→ **Goal of the exercise**:
The data that follows is to be copied exactly, with each image removed.

──────── Data to process

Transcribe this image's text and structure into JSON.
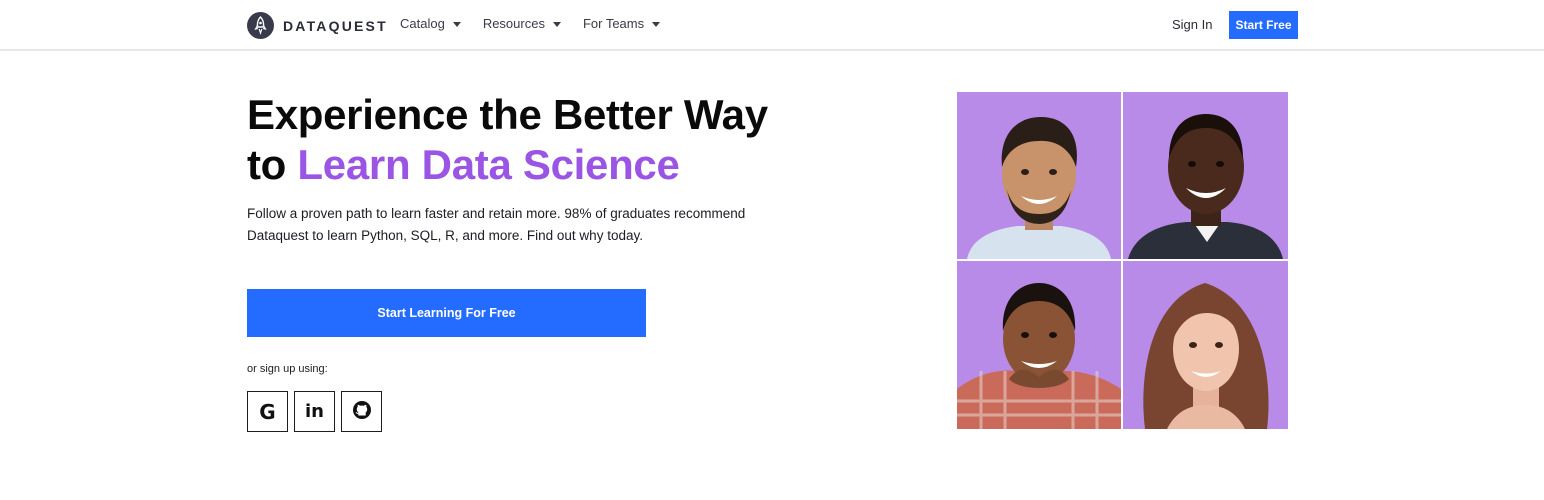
{
  "header": {
    "brand": "DATAQUEST",
    "nav": [
      {
        "label": "Catalog"
      },
      {
        "label": "Resources"
      },
      {
        "label": "For Teams"
      }
    ],
    "sign_in": "Sign In",
    "start_free": "Start Free"
  },
  "hero": {
    "headline_line1": "Experience the Better Way",
    "headline_prefix": "to ",
    "headline_accent": "Learn Data Science",
    "subtext": "Follow a proven path to learn faster and retain more. 98% of graduates recommend Dataquest to learn Python, SQL, R, and more. Find out why today.",
    "cta": "Start Learning For Free",
    "signup_label": "or sign up using:",
    "socials": [
      {
        "icon": "google-icon",
        "glyph": "G"
      },
      {
        "icon": "linkedin-icon",
        "glyph": "in"
      },
      {
        "icon": "github-icon",
        "glyph": ""
      }
    ]
  },
  "colors": {
    "primary": "#246bff",
    "accent": "#9a55e4",
    "tile_background": "#b98be9",
    "brand_dark": "#393a4c"
  }
}
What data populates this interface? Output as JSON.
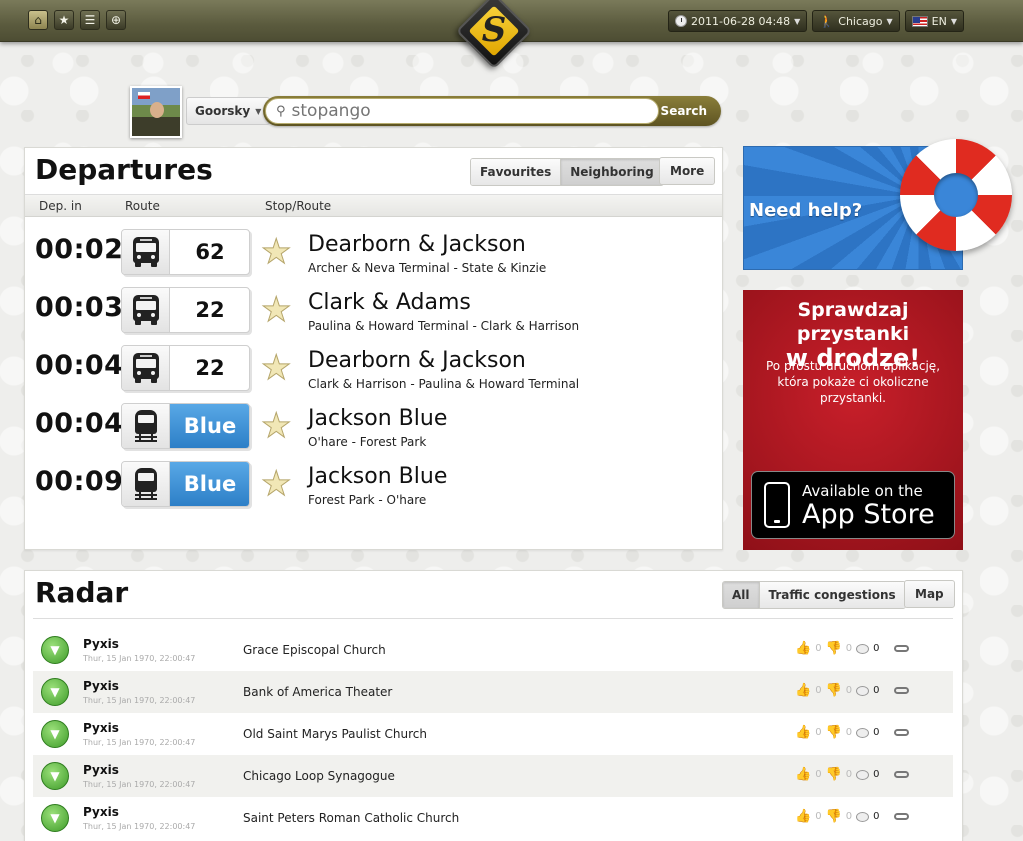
{
  "topbar": {
    "icons": [
      "home-icon",
      "star-icon",
      "list-icon",
      "globe-icon"
    ],
    "datetime": "2011-06-28 04:48",
    "city": "Chicago",
    "language": "EN"
  },
  "search": {
    "user": "Goorsky",
    "placeholder": "stopango",
    "button": "Search"
  },
  "departures": {
    "title": "Departures",
    "tabs": [
      "Favourites",
      "Neighboring"
    ],
    "active_tab": "Neighboring",
    "more": "More",
    "columns": {
      "dep_in": "Dep. in",
      "route": "Route",
      "stop": "Stop/Route"
    },
    "rows": [
      {
        "time": "00:02",
        "vehicle": "bus",
        "route": "62",
        "stop": "Dearborn & Jackson",
        "direction": "Archer & Neva Terminal - State & Kinzie"
      },
      {
        "time": "00:03",
        "vehicle": "bus",
        "route": "22",
        "stop": "Clark & Adams",
        "direction": "Paulina & Howard Terminal - Clark & Harrison"
      },
      {
        "time": "00:04",
        "vehicle": "bus",
        "route": "22",
        "stop": "Dearborn & Jackson",
        "direction": "Clark & Harrison - Paulina & Howard Terminal"
      },
      {
        "time": "00:04",
        "vehicle": "train",
        "route": "Blue",
        "stop": "Jackson Blue",
        "direction": "O'hare - Forest Park"
      },
      {
        "time": "00:09",
        "vehicle": "train",
        "route": "Blue",
        "stop": "Jackson Blue",
        "direction": "Forest Park - O'hare"
      }
    ]
  },
  "ads": {
    "help": "Need help?",
    "app_title_1": "Sprawdzaj przystanki",
    "app_title_2": "w drodze!",
    "app_body": "Po prostu uruchom aplikację, która pokaże ci okoliczne przystanki.",
    "appstore_small": "Available on the",
    "appstore_big": "App Store"
  },
  "radar": {
    "title": "Radar",
    "tabs": [
      "All",
      "Traffic congestions"
    ],
    "active_tab": "All",
    "map": "Map",
    "rows": [
      {
        "name": "Pyxis",
        "date": "Thur, 15 Jan 1970, 22:00:47",
        "place": "Grace Episcopal Church",
        "likes": "0",
        "dislikes": "0",
        "comments": "0"
      },
      {
        "name": "Pyxis",
        "date": "Thur, 15 Jan 1970, 22:00:47",
        "place": "Bank of America Theater",
        "likes": "0",
        "dislikes": "0",
        "comments": "0"
      },
      {
        "name": "Pyxis",
        "date": "Thur, 15 Jan 1970, 22:00:47",
        "place": "Old Saint Marys Paulist Church",
        "likes": "0",
        "dislikes": "0",
        "comments": "0"
      },
      {
        "name": "Pyxis",
        "date": "Thur, 15 Jan 1970, 22:00:47",
        "place": "Chicago Loop Synagogue",
        "likes": "0",
        "dislikes": "0",
        "comments": "0"
      },
      {
        "name": "Pyxis",
        "date": "Thur, 15 Jan 1970, 22:00:47",
        "place": "Saint Peters Roman Catholic Church",
        "likes": "0",
        "dislikes": "0",
        "comments": "0"
      }
    ]
  },
  "colors": {
    "accent": "#6b6b48",
    "route_blue": "#2d7fc7",
    "ad_red": "#c81f2a",
    "help_blue": "#3a86d8"
  }
}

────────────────

→ **Result of this exercise**:
Transcribe this image's text and structure into JSON.
{
  "header": {
    "brand": "DATAQUEST",
    "nav": [
      {
        "label": "Catalog"
      },
      {
        "label": "Resources"
      },
      {
        "label": "For Teams"
      }
    ],
    "sign_in": "Sign In",
    "start_free": "Start Free"
  },
  "hero": {
    "headline_line1": "Experience the Better Way",
    "headline_prefix": "to ",
    "headline_accent": "Learn Data Science",
    "subtext": "Follow a proven path to learn faster and retain more. 98% of graduates recommend Dataquest to learn Python, SQL, R, and more. Find out why today.",
    "cta": "Start Learning For Free",
    "signup_label": "or sign up using:",
    "socials": [
      {
        "icon": "google-icon",
        "glyph": "G"
      },
      {
        "icon": "linkedin-icon",
        "glyph": "in"
      },
      {
        "icon": "github-icon",
        "glyph": ""
      }
    ]
  },
  "colors": {
    "primary": "#246bff",
    "accent": "#9a55e4",
    "tile_background": "#b98be9",
    "brand_dark": "#393a4c"
  }
}
What data populates this interface? Output as JSON.
{
  "topbar": {
    "icons": [
      "home-icon",
      "star-icon",
      "list-icon",
      "globe-icon"
    ],
    "datetime": "2011-06-28 04:48",
    "city": "Chicago",
    "language": "EN"
  },
  "search": {
    "user": "Goorsky",
    "placeholder": "stopango",
    "button": "Search"
  },
  "departures": {
    "title": "Departures",
    "tabs": [
      "Favourites",
      "Neighboring"
    ],
    "active_tab": "Neighboring",
    "more": "More",
    "columns": {
      "dep_in": "Dep. in",
      "route": "Route",
      "stop": "Stop/Route"
    },
    "rows": [
      {
        "time": "00:02",
        "vehicle": "bus",
        "route": "62",
        "stop": "Dearborn & Jackson",
        "direction": "Archer & Neva Terminal - State & Kinzie"
      },
      {
        "time": "00:03",
        "vehicle": "bus",
        "route": "22",
        "stop": "Clark & Adams",
        "direction": "Paulina & Howard Terminal - Clark & Harrison"
      },
      {
        "time": "00:04",
        "vehicle": "bus",
        "route": "22",
        "stop": "Dearborn & Jackson",
        "direction": "Clark & Harrison - Paulina & Howard Terminal"
      },
      {
        "time": "00:04",
        "vehicle": "train",
        "route": "Blue",
        "stop": "Jackson Blue",
        "direction": "O'hare - Forest Park"
      },
      {
        "time": "00:09",
        "vehicle": "train",
        "route": "Blue",
        "stop": "Jackson Blue",
        "direction": "Forest Park - O'hare"
      }
    ]
  },
  "ads": {
    "help": "Need help?",
    "app_title_1": "Sprawdzaj przystanki",
    "app_title_2": "w drodze!",
    "app_body": "Po prostu uruchom aplikację, która pokaże ci okoliczne przystanki.",
    "appstore_small": "Available on the",
    "appstore_big": "App Store"
  },
  "radar": {
    "title": "Radar",
    "tabs": [
      "All",
      "Traffic congestions"
    ],
    "active_tab": "All",
    "map": "Map",
    "rows": [
      {
        "name": "Pyxis",
        "date": "Thur, 15 Jan 1970, 22:00:47",
        "place": "Grace Episcopal Church",
        "likes": "0",
        "dislikes": "0",
        "comments": "0"
      },
      {
        "name": "Pyxis",
        "date": "Thur, 15 Jan 1970, 22:00:47",
        "place": "Bank of America Theater",
        "likes": "0",
        "dislikes": "0",
        "comments": "0"
      },
      {
        "name": "Pyxis",
        "date": "Thur, 15 Jan 1970, 22:00:47",
        "place": "Old Saint Marys Paulist Church",
        "likes": "0",
        "dislikes": "0",
        "comments": "0"
      },
      {
        "name": "Pyxis",
        "date": "Thur, 15 Jan 1970, 22:00:47",
        "place": "Chicago Loop Synagogue",
        "likes": "0",
        "dislikes": "0",
        "comments": "0"
      },
      {
        "name": "Pyxis",
        "date": "Thur, 15 Jan 1970, 22:00:47",
        "place": "Saint Peters Roman Catholic Church",
        "likes": "0",
        "dislikes": "0",
        "comments": "0"
      }
    ]
  },
  "colors": {
    "accent": "#6b6b48",
    "route_blue": "#2d7fc7",
    "ad_red": "#c81f2a",
    "help_blue": "#3a86d8"
  }
}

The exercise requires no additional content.